From the entries provided below, copy each line that contains the word "Innere".

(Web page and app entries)
Content starts

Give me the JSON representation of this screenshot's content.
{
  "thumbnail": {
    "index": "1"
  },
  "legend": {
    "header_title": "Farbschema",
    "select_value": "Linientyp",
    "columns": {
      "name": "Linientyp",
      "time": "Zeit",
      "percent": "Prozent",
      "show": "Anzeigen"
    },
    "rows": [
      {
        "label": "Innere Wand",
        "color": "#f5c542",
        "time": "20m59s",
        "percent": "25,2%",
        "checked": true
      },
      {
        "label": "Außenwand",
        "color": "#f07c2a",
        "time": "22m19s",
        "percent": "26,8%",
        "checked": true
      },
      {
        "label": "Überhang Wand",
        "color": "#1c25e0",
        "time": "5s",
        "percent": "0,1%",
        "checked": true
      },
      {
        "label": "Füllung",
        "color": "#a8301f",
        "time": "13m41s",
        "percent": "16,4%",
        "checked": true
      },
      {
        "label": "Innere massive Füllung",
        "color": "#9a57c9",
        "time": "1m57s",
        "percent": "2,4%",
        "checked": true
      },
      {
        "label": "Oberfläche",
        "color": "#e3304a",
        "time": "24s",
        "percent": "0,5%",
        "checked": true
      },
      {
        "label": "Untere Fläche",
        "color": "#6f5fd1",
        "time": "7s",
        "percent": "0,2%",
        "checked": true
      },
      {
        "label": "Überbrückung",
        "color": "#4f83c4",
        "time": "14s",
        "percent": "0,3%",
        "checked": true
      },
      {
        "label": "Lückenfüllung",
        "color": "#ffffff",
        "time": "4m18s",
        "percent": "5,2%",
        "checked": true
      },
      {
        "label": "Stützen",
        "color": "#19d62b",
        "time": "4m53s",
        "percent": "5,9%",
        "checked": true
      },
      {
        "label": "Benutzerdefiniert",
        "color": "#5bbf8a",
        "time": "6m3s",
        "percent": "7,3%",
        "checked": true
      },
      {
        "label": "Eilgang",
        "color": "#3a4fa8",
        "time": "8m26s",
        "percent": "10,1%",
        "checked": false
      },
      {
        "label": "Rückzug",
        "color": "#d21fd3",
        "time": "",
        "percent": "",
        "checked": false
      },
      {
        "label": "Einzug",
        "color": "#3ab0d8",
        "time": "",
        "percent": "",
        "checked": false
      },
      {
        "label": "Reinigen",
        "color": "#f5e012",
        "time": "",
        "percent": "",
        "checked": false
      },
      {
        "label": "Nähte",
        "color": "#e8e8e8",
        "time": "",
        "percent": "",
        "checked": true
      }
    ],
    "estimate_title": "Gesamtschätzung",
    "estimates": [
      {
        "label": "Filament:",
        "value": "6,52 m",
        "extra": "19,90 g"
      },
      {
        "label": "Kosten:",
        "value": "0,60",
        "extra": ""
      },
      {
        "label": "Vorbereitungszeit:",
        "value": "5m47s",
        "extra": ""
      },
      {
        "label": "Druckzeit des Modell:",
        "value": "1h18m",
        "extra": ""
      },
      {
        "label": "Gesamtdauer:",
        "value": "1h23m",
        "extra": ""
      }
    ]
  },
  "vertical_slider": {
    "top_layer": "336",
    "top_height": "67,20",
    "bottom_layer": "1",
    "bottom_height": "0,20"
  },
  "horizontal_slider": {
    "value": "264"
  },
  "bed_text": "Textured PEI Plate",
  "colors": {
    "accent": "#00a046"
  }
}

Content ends

*YOUR SOLUTION:*
        "label": "Innere Wand",
        "label": "Innere massive Füllung",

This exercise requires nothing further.